REDWOOD CITY, Calif. – Scott Peterson's (search) sentencing has been postponed for eight days, until next Tuesday, Nov. 30. The judge in the case has also denied a change-of-venue motion by the defense and a request for a new jury.
Ten days ago, Peterson was found guilty of first-degree murder in the killing of his pregnant wife Laci Peterson (search) and of second-degree murder in the death of the nearly full-term fetus she was carrying.
He faces either the death penalty or life in prison. Testimony in the penalty phase is likely to be more emotional than it was during the five-month trial to determine his guilt or innocence.
Defense lawyers filed a motion last week seeking to have a new jury seated in another county to weigh the sentence, though the judge denied that motion Monday. The lawyers claimed San Mateo County was too prejudiced against Peterson for this jury to be impartial.
The penalty phase is like a miniature trial, absent most of the typical rules of evidence. Unlike the guilt phase of a trial, it allows jurors to hear pleas for leniency and heartfelt recollections of the victim.
This phase will begin with opening statements from both sides, followed by testimony from friends and family members and closing arguments, before the jurors are once again sequestered for deliberations.

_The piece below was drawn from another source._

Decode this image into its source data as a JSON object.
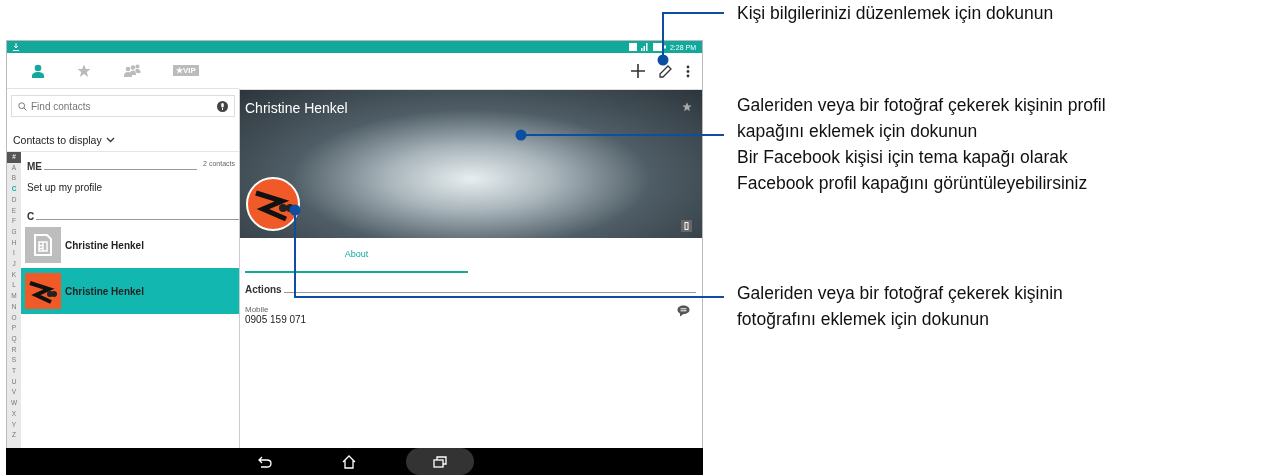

"Witnesses are pretty much allowed to say whatever they want," said Robert Talbot, a University of San Francisco School of Law professor who has observed the trial. "Laci's family will be talking about the impact on their lives without Laci there and not having a grandchild. The Petersons are going to attempt to show there is something of value in him that shouldn't be destroyed by the death penalty."
Talbot said defense lawyers also are allowed to "argue lingering doubt," playing to jurors who may still be somewhat uncertain about the prosecution's case.
The Peterson penalty phase will be unlike most murder trials, where the convicted person has a history of violence, anti-social behavior or a childhood marred with abuse.
"You're not going to have any of that here because there isn't poverty in his background and there isn't parental abuse or a criminal record. He seemed to have a pretty good childhood," Talbot said.
No testimony is expected from one of the prosecution's star witnesses, Peterson's former mistress, Amber Frey (search). Wiretapped telephone calls between Peterson and Frey played for jurors portrayed the 32-year-old former fertilizer salesman as a habitual liar and a cad.
Speculation that Frey would be a defense witness because of her apparent opposition to the death penalty is unfounded, said Frey's attorney, Gloria Allred (search).
"I don't think that would be helpful to Peterson," said Allred. "I think that would be ridiculous."
FOX News' Trace Gallagher, Catherine Donaldson-Evans and The Associated Press contributed to this report.